Thursday, August 30, 2012

Guess who's back

The return of the King

It has been a long, long time since I updated this Blog.  I realised this when I suggested to someone else that they should setup a blog and they asked me whether I had one.  "Yes", I responded and then wondered when I had last updated it.  Suffice to say that it took me more than a little time to find my password and to actually get back in but, anyway, here I am with the strong intention to write some more ... in a while.  Procrastination is such an under-rated skill isn't it ?

Back soon (ish)

Matt.

Wednesday, July 30, 2008

Eating your own cookie

I really should have done this long, long ago. My only excuse is .... well, give me time on that one, I can't think of one right now.

The reality is that I have never been a blogger. A commenter, most definitely, a blogger ... not really.

Anyway, I've been promoting coComment's tools for ages now, of course, without actually implementing it on my own blog. I've finally taken the plunge and, to my delight, it really is as easy as my team promised me it would be. I managed to get conversations, including video, up and running in about 5 minutes and I added in the external comments tracking widget, customised so that it only shows my comments, in another 8.

So, here it is, my newly coComment enabled blog. Not a great looking one, I'll concede, but proof that the technology really does work for the web novice :-)

Racing tyres are wonderful

I've always eschewed pure race tyres on roadbikes. I like riding in the wet, not least because the roads tend to be fairly empty, and therefore I've always had tyres that would work reasonably well on the road in such conditions AND the track too.

However, I was recently persuaded of the advantages of going onto Pirelli Supercorsas and, despite minimal tread on the shoulder of the tyre, they proved much better on the track and tolerable in the road despite near monsoon conditions when Richard and I arranged a rideout. One which, as an aside, everyone else bailed on.



















At Snetterton recently though they had definitely 'gone off' and I urgently needed new ones before a trip to the kitty litter and medical centre beckoned. Unfortunately, the tyre guy only had the Supercorsa Pro SC2s. These are the control tyres for many Superstock championships.

Well, my eyes have been opened. The grip is truly amazing. At Oulton Park recently I managed to lap faster than ever and achieve angles of lean that, on the standard Supercorsas, would have seen me on the deck.

All I can say is .... "Yee ha !!"

Friday, April 13, 2007

Re:Publica Day 2

Despite my distinctly poor German Re:Publica has been an excellent conference that I've enjoyed hugely.

Three presentations in two days is quite a lot but the last one, under the aegis of the truly inspired and brilliant 'Powerpoint Karaoke', was so funny that I still haven't stopped laughing. That said, several people are giving me some distinctly knowing grins this morning after my lecture on the evils of European Bread (Remember - say no to bread).
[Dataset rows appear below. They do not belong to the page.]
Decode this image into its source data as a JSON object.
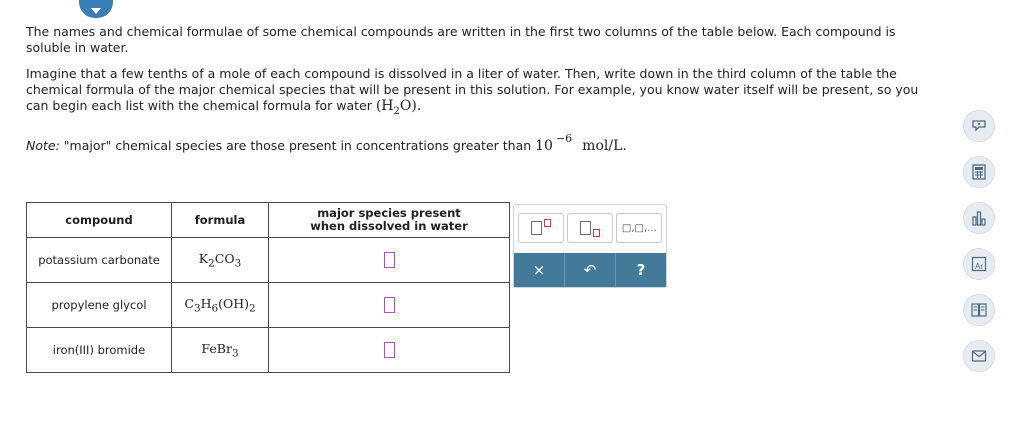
{
  "prompt": {
    "para1": "The names and chemical formulae of some chemical compounds are written in the first two columns of the table below. Each compound is soluble in water.",
    "para2_text": "Imagine that a few tenths of a mole of each compound is dissolved in a liter of water. Then, write down in the third column of the table the chemical formula of the major chemical species that will be present in this solution. For example, you know water itself will be present, so you can begin each list with the chemical formula for water",
    "water_formula": "(H2O).",
    "note_label": "Note:",
    "note_text": "\"major\" chemical species are those present in concentrations greater than",
    "note_base": "10",
    "note_exponent": "−6",
    "note_unit": "mol/L."
  },
  "table": {
    "headers": [
      "compound",
      "formula",
      "major species present when dissolved in water"
    ],
    "rows": [
      {
        "compound": "potassium carbonate",
        "formula": "K2CO3"
      },
      {
        "compound": "propylene glycol",
        "formula": "C3H6(OH)2"
      },
      {
        "compound": "iron(III) bromide",
        "formula": "FeBr3"
      }
    ]
  },
  "palette": {
    "buttons": [
      "superscript-template",
      "subscript-template",
      "list-template"
    ],
    "list_glyph": "□,□,...",
    "actions": {
      "clear": "×",
      "undo": "↶",
      "help": "?"
    }
  },
  "side_tools": [
    "explanation-icon",
    "calculator-icon",
    "data-chart-icon",
    "periodic-table-icon",
    "textbook-icon",
    "message-icon"
  ],
  "side_tool_labels": {
    "periodic": "Ar"
  },
  "colors": {
    "accent": "#447a99",
    "answer_box": "#b34ad3",
    "top_toggle": "#3a7fb4"
  }
}
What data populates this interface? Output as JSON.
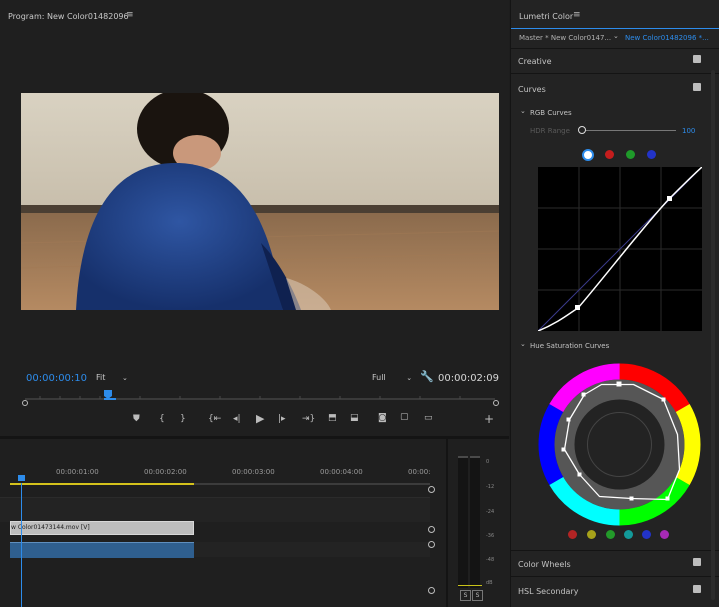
{
  "program": {
    "title": "Program: New Color01482096",
    "timecode_current": "00:00:00:10",
    "fit_label": "Fit",
    "quality_label": "Full",
    "timecode_duration": "00:00:02:09"
  },
  "timeline": {
    "ruler_labels": [
      "00:00:01:00",
      "00:00:02:00",
      "00:00:03:00",
      "00:00:04:00",
      "00:00:"
    ],
    "clip_label": "w Color01473144.mov [V]"
  },
  "meter": {
    "db_labels": [
      "0",
      "-12",
      "-24",
      "-36",
      "-48",
      "dB"
    ],
    "solo_left": "S",
    "solo_right": "S"
  },
  "lumetri": {
    "title": "Lumetri Color",
    "master_label": "Master * New Color0147...",
    "clip_label": "New Color01482096 *...",
    "sections": {
      "creative": "Creative",
      "curves": "Curves",
      "rgb_curves": "RGB Curves",
      "hdr_range": "HDR Range",
      "hdr_value": "100",
      "hue_sat": "Hue Saturation Curves",
      "color_wheels": "Color Wheels",
      "hsl_secondary": "HSL Secondary"
    },
    "channel_colors": [
      "#ffffff",
      "#c51d1d",
      "#1f9a2a",
      "#2233c8"
    ],
    "hue_dot_colors": [
      "#b32424",
      "#a7a21a",
      "#239a2a",
      "#139a9a",
      "#2233c8",
      "#a72ab5"
    ]
  },
  "colors": {
    "accent": "#2d8ceb"
  }
}
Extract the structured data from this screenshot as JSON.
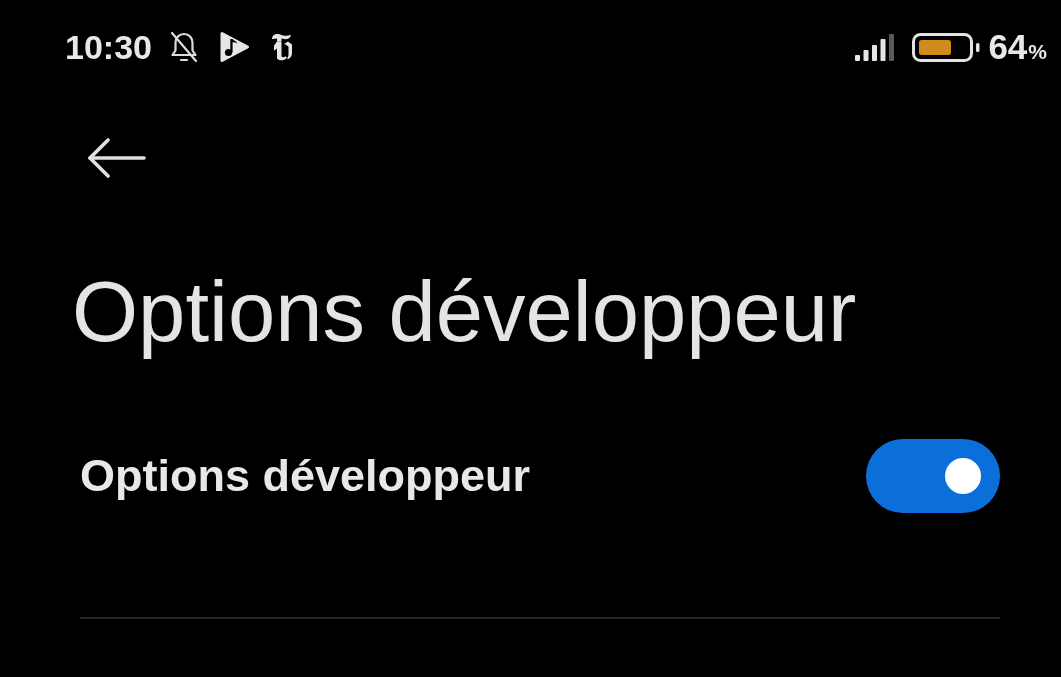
{
  "status_bar": {
    "time": "10:30",
    "battery_percent": "64",
    "battery_unit": "%"
  },
  "title": "Options développeur",
  "settings": [
    {
      "kind": "toggle",
      "label": "Options développeur",
      "on": true
    }
  ]
}
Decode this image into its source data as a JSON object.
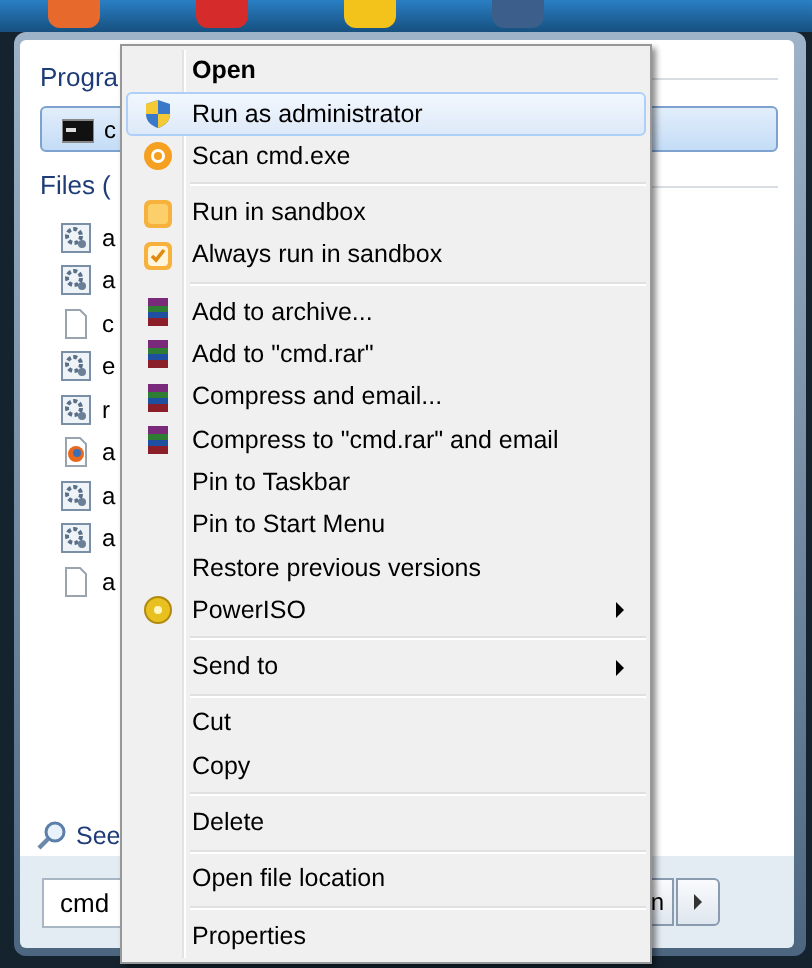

Jan Schmidt, who gave, I thought, one of the most insightful presentations of the conference on day one excelled at the less serious topics too and my understanding of the oversized female shoe market has been well, if not actually extended, certainly tickled !

Looking forward to Day 3 and the chance to go back to work getting feedback on the proposed new version of coComment.